**DIRECTIONS**
The response should consist of every record, reproduced exactly.

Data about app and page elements
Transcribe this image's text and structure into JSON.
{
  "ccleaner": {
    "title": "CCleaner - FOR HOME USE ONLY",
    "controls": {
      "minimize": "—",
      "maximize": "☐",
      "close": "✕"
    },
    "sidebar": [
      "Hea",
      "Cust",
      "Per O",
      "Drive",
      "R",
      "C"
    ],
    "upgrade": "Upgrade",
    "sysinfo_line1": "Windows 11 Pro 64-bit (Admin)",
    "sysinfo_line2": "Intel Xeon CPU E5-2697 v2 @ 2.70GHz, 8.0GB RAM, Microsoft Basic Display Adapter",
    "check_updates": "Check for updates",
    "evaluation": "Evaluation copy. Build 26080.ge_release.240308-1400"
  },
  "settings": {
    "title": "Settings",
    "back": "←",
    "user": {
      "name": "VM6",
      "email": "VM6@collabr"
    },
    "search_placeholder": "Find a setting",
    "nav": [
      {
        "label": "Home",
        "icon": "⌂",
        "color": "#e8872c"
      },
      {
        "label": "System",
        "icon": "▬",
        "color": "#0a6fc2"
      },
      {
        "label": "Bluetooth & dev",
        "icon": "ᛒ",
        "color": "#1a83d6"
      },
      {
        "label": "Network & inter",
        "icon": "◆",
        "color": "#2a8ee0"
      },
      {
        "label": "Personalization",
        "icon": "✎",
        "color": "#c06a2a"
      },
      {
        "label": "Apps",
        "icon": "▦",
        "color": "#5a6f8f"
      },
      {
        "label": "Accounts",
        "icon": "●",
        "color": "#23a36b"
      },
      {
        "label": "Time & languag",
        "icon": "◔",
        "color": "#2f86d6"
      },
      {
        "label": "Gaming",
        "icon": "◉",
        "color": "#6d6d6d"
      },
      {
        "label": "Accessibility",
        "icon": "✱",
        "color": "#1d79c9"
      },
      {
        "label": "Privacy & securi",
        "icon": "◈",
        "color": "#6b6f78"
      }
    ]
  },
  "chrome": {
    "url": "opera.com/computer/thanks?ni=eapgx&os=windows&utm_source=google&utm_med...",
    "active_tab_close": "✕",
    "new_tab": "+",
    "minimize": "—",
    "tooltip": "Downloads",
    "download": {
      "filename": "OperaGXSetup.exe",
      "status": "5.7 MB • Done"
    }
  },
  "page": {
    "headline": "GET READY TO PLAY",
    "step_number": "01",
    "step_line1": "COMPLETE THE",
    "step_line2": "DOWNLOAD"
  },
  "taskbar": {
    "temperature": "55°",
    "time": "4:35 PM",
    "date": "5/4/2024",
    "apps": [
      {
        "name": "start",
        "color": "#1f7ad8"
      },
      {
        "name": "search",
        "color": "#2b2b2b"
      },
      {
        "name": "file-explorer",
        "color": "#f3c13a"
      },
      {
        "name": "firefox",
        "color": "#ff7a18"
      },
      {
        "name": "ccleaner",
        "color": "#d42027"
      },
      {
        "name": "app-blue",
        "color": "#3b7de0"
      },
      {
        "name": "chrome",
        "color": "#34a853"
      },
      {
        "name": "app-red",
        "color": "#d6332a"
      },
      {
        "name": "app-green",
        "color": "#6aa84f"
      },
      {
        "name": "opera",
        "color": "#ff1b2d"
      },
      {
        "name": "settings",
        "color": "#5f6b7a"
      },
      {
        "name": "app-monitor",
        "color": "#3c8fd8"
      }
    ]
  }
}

**EXERCISE ANSWER**
Transcribe this image's text and structure into JSON.
{
  "ccleaner": {
    "title": "CCleaner - FOR HOME USE ONLY",
    "controls": {
      "minimize": "—",
      "maximize": "☐",
      "close": "✕"
    },
    "sidebar": [
      "Hea",
      "Cust",
      "Per O",
      "Drive",
      "R",
      "C"
    ],
    "upgrade": "Upgrade",
    "sysinfo_line1": "Windows 11 Pro 64-bit (Admin)",
    "sysinfo_line2": "Intel Xeon CPU E5-2697 v2 @ 2.70GHz, 8.0GB RAM, Microsoft Basic Display Adapter",
    "check_updates": "Check for updates",
    "evaluation": "Evaluation copy. Build 26080.ge_release.240308-1400"
  },
  "settings": {
    "title": "Settings",
    "back": "←",
    "user": {
      "name": "VM6",
      "email": "VM6@collabr"
    },
    "search_placeholder": "Find a setting",
    "nav": [
      {
        "label": "Home",
        "icon": "⌂",
        "color": "#e8872c"
      },
      {
        "label": "System",
        "icon": "▬",
        "color": "#0a6fc2"
      },
      {
        "label": "Bluetooth & dev",
        "icon": "ᛒ",
        "color": "#1a83d6"
      },
      {
        "label": "Network & inter",
        "icon": "◆",
        "color": "#2a8ee0"
      },
      {
        "label": "Personalization",
        "icon": "✎",
        "color": "#c06a2a"
      },
      {
        "label": "Apps",
        "icon": "▦",
        "color": "#5a6f8f"
      },
      {
        "label": "Accounts",
        "icon": "●",
        "color": "#23a36b"
      },
      {
        "label": "Time & languag",
        "icon": "◔",
        "color": "#2f86d6"
      },
      {
        "label": "Gaming",
        "icon": "◉",
        "color": "#6d6d6d"
      },
      {
        "label": "Accessibility",
        "icon": "✱",
        "color": "#1d79c9"
      },
      {
        "label": "Privacy & securi",
        "icon": "◈",
        "color": "#6b6f78"
      }
    ]
  },
  "chrome": {
    "url": "opera.com/computer/thanks?ni=eapgx&os=windows&utm_source=google&utm_med...",
    "active_tab_close": "✕",
    "new_tab": "+",
    "minimize": "—",
    "tooltip": "Downloads",
    "download": {
      "filename": "OperaGXSetup.exe",
      "status": "5.7 MB • Done"
    }
  },
  "page": {
    "headline": "GET READY TO PLAY",
    "step_number": "01",
    "step_line1": "COMPLETE THE",
    "step_line2": "DOWNLOAD"
  },
  "taskbar": {
    "temperature": "55°",
    "time": "4:35 PM",
    "date": "5/4/2024",
    "apps": [
      {
        "name": "start",
        "color": "#1f7ad8"
      },
      {
        "name": "search",
        "color": "#2b2b2b"
      },
      {
        "name": "file-explorer",
        "color": "#f3c13a"
      },
      {
        "name": "firefox",
        "color": "#ff7a18"
      },
      {
        "name": "ccleaner",
        "color": "#d42027"
      },
      {
        "name": "app-blue",
        "color": "#3b7de0"
      },
      {
        "name": "chrome",
        "color": "#34a853"
      },
      {
        "name": "app-red",
        "color": "#d6332a"
      },
      {
        "name": "app-green",
        "color": "#6aa84f"
      },
      {
        "name": "opera",
        "color": "#ff1b2d"
      },
      {
        "name": "settings",
        "color": "#5f6b7a"
      },
      {
        "name": "app-monitor",
        "color": "#3c8fd8"
      }
    ]
  }
}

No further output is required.